Then on December 2nd, 1995, my world came to a halt after seeing my idol walk behind the Canadiens’ bench after being pulled, only to walk back and tell team President Ronald Corey that he had played his last game in my favourite team’s uniform. My heart was crushed. How can the great Roy, the face of this era’s franchise, my successor to the great Ken Dryden, let the heat of the moment take over and make him take the decision to abandon his teammates, his team, his fans and by the same token, myself… because of a rooster fight between him and his head coach? How has that become MY fault, as I ultimately was the one paying the price?

Some claim that Roy went back to talk to Corey the next day to say that he regretted having done what he did, having said what he said. But for the Canadiens’ organization, the damage was done and they couldn’t go back. Roy had his temper tantrum on national television, in front of millions of viewers, and there was no going back on that. He was the team’s best player, but he was NOT bigger than the Montreal Canadiens.

Avalanche too

Hired as the team’s head coach and consultant to GM Joe Sakic, Roy had found another career in hockey, in the NHL, with the second team he’s only known. Avalanche fans loved him as much as I did way back when he was in Montreal. Then, when he found himself in a disagreement with his former teammate and boss, he waited until August, less than a month before training camp, to inform Sakic and the Avalanche that he was quitting his job with the team.

This left Sakic and the Avalanche in a huge bind, and rest assured that Roy knew it. Yet, the disagreement occurred well before then, during that summer’s NHL Draft.

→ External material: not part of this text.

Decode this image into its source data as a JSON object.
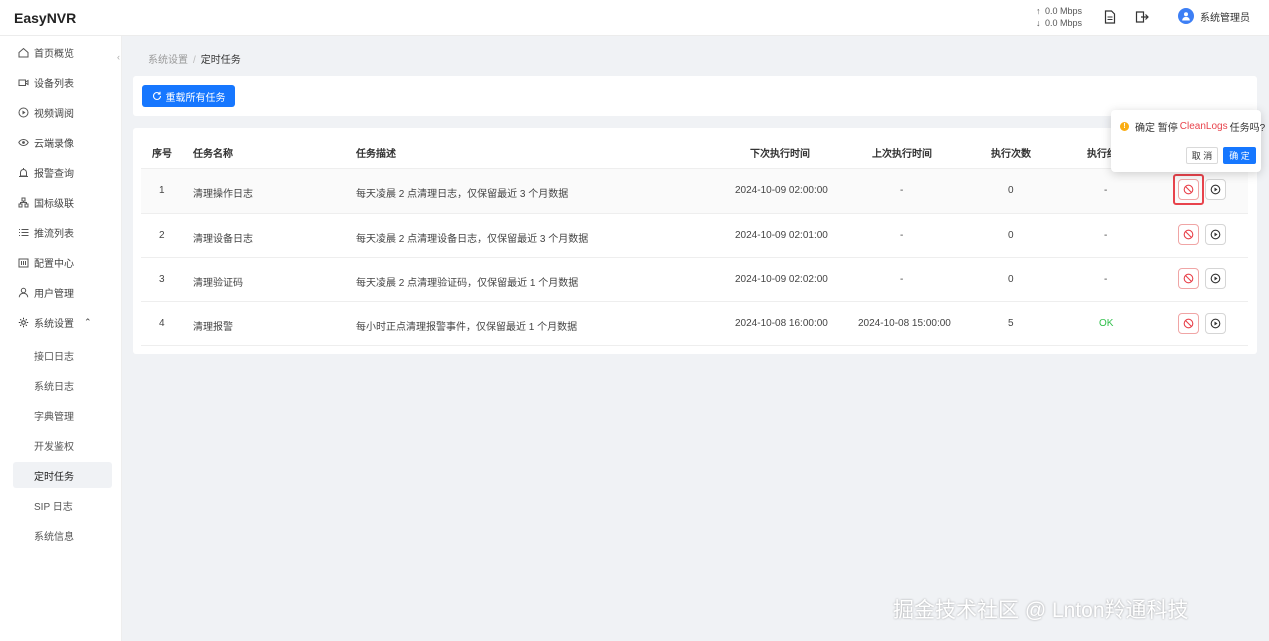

So why wait so long? Because Patrick does what Patrick wants and when things don’t go his way, Patrick pouts and seeks revenge. And I’m not going to go into his well documented domestic violence issues either, or his assault on Chicoutimi Sagueneens’ owner Pierre Cardinal

Roy is a hot head. I’m done with him, and I have been for a long time. If you think for a second that he’s the man to take over from Marc Bergevin one day, you are definitely not thinking straight. The guy is a nut case and when things don’t go his way, he picks up his toys and leaves, not giving a crap about you and what you think. He has displayed over and over again that he has a “Me, Myself and I” attitude and there is a reason why he hasn’t found work in the NHL’s tight circle. To me, the guy who once was my idol is dead. He was replaced by this horrifying individual whom I wouldn’t want my kids to look up to… as he’s as far a good role model as it gets.

So long Patrick, the Saint has been removed from your name a long time ago. Go Habs Go!